AVAILABLE DATA START

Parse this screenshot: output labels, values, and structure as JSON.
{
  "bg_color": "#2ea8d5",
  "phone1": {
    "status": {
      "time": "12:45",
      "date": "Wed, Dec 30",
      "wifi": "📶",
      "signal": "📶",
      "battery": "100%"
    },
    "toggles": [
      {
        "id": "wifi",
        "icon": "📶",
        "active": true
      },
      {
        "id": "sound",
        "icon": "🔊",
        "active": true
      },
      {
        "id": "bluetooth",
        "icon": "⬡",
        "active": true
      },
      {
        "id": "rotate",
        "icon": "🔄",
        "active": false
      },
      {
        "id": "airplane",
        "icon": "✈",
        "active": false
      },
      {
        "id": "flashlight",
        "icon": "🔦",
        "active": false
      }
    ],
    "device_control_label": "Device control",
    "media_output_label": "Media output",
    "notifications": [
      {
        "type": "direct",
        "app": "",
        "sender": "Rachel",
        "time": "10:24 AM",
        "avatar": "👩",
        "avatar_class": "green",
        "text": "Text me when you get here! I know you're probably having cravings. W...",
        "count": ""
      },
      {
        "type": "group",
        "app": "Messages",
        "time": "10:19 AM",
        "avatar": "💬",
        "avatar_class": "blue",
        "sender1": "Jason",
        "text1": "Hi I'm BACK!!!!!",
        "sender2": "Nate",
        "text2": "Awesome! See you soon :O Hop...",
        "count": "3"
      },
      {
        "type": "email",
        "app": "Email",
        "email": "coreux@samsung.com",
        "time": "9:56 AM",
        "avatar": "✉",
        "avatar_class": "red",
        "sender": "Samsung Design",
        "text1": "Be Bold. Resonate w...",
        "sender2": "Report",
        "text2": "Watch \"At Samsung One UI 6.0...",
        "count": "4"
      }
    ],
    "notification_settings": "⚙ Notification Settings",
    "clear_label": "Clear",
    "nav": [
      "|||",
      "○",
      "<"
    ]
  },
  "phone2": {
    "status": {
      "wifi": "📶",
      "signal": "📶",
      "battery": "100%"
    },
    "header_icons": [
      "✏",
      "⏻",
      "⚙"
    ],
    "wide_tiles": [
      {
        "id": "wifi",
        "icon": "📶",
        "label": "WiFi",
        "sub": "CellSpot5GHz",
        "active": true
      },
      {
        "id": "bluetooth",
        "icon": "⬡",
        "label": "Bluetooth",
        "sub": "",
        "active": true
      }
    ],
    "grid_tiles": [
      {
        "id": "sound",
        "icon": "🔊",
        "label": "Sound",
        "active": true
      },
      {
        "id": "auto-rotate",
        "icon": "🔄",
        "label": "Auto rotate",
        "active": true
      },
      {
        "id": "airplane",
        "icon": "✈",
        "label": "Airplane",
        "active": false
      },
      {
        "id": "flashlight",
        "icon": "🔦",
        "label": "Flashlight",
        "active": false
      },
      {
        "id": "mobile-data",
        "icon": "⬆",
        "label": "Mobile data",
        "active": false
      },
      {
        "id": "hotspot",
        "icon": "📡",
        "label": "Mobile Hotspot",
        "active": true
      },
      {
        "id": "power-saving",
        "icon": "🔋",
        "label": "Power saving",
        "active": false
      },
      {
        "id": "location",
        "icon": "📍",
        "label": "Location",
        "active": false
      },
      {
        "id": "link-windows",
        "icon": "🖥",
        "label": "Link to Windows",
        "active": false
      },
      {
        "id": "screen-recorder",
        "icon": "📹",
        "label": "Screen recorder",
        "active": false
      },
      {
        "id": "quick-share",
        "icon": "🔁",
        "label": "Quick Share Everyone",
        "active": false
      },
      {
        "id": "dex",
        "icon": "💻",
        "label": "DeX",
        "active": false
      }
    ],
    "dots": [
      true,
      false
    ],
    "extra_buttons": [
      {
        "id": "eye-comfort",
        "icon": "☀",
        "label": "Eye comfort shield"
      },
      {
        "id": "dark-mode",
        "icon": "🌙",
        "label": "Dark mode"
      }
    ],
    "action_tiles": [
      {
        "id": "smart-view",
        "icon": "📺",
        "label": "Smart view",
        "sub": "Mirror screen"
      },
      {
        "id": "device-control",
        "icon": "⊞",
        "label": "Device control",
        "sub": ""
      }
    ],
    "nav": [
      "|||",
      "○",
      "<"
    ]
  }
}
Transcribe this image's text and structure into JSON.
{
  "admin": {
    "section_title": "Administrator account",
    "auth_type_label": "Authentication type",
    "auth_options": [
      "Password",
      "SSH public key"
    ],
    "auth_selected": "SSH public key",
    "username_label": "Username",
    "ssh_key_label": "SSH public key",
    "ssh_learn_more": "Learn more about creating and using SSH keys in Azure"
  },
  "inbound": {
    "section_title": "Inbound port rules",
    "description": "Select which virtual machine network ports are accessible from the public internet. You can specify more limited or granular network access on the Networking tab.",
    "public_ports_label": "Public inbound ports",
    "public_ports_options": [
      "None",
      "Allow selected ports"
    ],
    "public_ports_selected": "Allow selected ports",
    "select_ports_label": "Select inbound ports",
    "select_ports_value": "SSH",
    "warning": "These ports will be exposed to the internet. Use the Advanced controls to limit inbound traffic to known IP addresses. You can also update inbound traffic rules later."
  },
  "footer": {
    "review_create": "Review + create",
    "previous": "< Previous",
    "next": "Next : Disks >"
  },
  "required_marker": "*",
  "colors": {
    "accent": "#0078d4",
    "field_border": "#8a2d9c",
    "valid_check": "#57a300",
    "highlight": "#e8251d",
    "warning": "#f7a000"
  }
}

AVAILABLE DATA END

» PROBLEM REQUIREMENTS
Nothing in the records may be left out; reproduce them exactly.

» SOLUTION BELOW
Parse this screenshot: output labels, values, and structure as JSON.
{
  "bg_color": "#2ea8d5",
  "phone1": {
    "status": {
      "time": "12:45",
      "date": "Wed, Dec 30",
      "wifi": "📶",
      "signal": "📶",
      "battery": "100%"
    },
    "toggles": [
      {
        "id": "wifi",
        "icon": "📶",
        "active": true
      },
      {
        "id": "sound",
        "icon": "🔊",
        "active": true
      },
      {
        "id": "bluetooth",
        "icon": "⬡",
        "active": true
      },
      {
        "id": "rotate",
        "icon": "🔄",
        "active": false
      },
      {
        "id": "airplane",
        "icon": "✈",
        "active": false
      },
      {
        "id": "flashlight",
        "icon": "🔦",
        "active": false
      }
    ],
    "device_control_label": "Device control",
    "media_output_label": "Media output",
    "notifications": [
      {
        "type": "direct",
        "app": "",
        "sender": "Rachel",
        "time": "10:24 AM",
        "avatar": "👩",
        "avatar_class": "green",
        "text": "Text me when you get here! I know you're probably having cravings. W...",
        "count": ""
      },
      {
        "type": "group",
        "app": "Messages",
        "time": "10:19 AM",
        "avatar": "💬",
        "avatar_class": "blue",
        "sender1": "Jason",
        "text1": "Hi I'm BACK!!!!!",
        "sender2": "Nate",
        "text2": "Awesome! See you soon :O Hop...",
        "count": "3"
      },
      {
        "type": "email",
        "app": "Email",
        "email": "coreux@samsung.com",
        "time": "9:56 AM",
        "avatar": "✉",
        "avatar_class": "red",
        "sender": "Samsung Design",
        "text1": "Be Bold. Resonate w...",
        "sender2": "Report",
        "text2": "Watch \"At Samsung One UI 6.0...",
        "count": "4"
      }
    ],
    "notification_settings": "⚙ Notification Settings",
    "clear_label": "Clear",
    "nav": [
      "|||",
      "○",
      "<"
    ]
  },
  "phone2": {
    "status": {
      "wifi": "📶",
      "signal": "📶",
      "battery": "100%"
    },
    "header_icons": [
      "✏",
      "⏻",
      "⚙"
    ],
    "wide_tiles": [
      {
        "id": "wifi",
        "icon": "📶",
        "label": "WiFi",
        "sub": "CellSpot5GHz",
        "active": true
      },
      {
        "id": "bluetooth",
        "icon": "⬡",
        "label": "Bluetooth",
        "sub": "",
        "active": true
      }
    ],
    "grid_tiles": [
      {
        "id": "sound",
        "icon": "🔊",
        "label": "Sound",
        "active": true
      },
      {
        "id": "auto-rotate",
        "icon": "🔄",
        "label": "Auto rotate",
        "active": true
      },
      {
        "id": "airplane",
        "icon": "✈",
        "label": "Airplane",
        "active": false
      },
      {
        "id": "flashlight",
        "icon": "🔦",
        "label": "Flashlight",
        "active": false
      },
      {
        "id": "mobile-data",
        "icon": "⬆",
        "label": "Mobile data",
        "active": false
      },
      {
        "id": "hotspot",
        "icon": "📡",
        "label": "Mobile Hotspot",
        "active": true
      },
      {
        "id": "power-saving",
        "icon": "🔋",
        "label": "Power saving",
        "active": false
      },
      {
        "id": "location",
        "icon": "📍",
        "label": "Location",
        "active": false
      },
      {
        "id": "link-windows",
        "icon": "🖥",
        "label": "Link to Windows",
        "active": false
      },
      {
        "id": "screen-recorder",
        "icon": "📹",
        "label": "Screen recorder",
        "active": false
      },
      {
        "id": "quick-share",
        "icon": "🔁",
        "label": "Quick Share Everyone",
        "active": false
      },
      {
        "id": "dex",
        "icon": "💻",
        "label": "DeX",
        "active": false
      }
    ],
    "dots": [
      true,
      false
    ],
    "extra_buttons": [
      {
        "id": "eye-comfort",
        "icon": "☀",
        "label": "Eye comfort shield"
      },
      {
        "id": "dark-mode",
        "icon": "🌙",
        "label": "Dark mode"
      }
    ],
    "action_tiles": [
      {
        "id": "smart-view",
        "icon": "📺",
        "label": "Smart view",
        "sub": "Mirror screen"
      },
      {
        "id": "device-control",
        "icon": "⊞",
        "label": "Device control",
        "sub": ""
      }
    ],
    "nav": [
      "|||",
      "○",
      "<"
    ]
  }
}
Transcribe this image's text and structure into JSON.
{
  "admin": {
    "section_title": "Administrator account",
    "auth_type_label": "Authentication type",
    "auth_options": [
      "Password",
      "SSH public key"
    ],
    "auth_selected": "SSH public key",
    "username_label": "Username",
    "ssh_key_label": "SSH public key",
    "ssh_learn_more": "Learn more about creating and using SSH keys in Azure"
  },
  "inbound": {
    "section_title": "Inbound port rules",
    "description": "Select which virtual machine network ports are accessible from the public internet. You can specify more limited or granular network access on the Networking tab.",
    "public_ports_label": "Public inbound ports",
    "public_ports_options": [
      "None",
      "Allow selected ports"
    ],
    "public_ports_selected": "Allow selected ports",
    "select_ports_label": "Select inbound ports",
    "select_ports_value": "SSH",
    "warning": "These ports will be exposed to the internet. Use the Advanced controls to limit inbound traffic to known IP addresses. You can also update inbound traffic rules later."
  },
  "footer": {
    "review_create": "Review + create",
    "previous": "< Previous",
    "next": "Next : Disks >"
  },
  "required_marker": "*",
  "colors": {
    "accent": "#0078d4",
    "field_border": "#8a2d9c",
    "valid_check": "#57a300",
    "highlight": "#e8251d",
    "warning": "#f7a000"
  }
}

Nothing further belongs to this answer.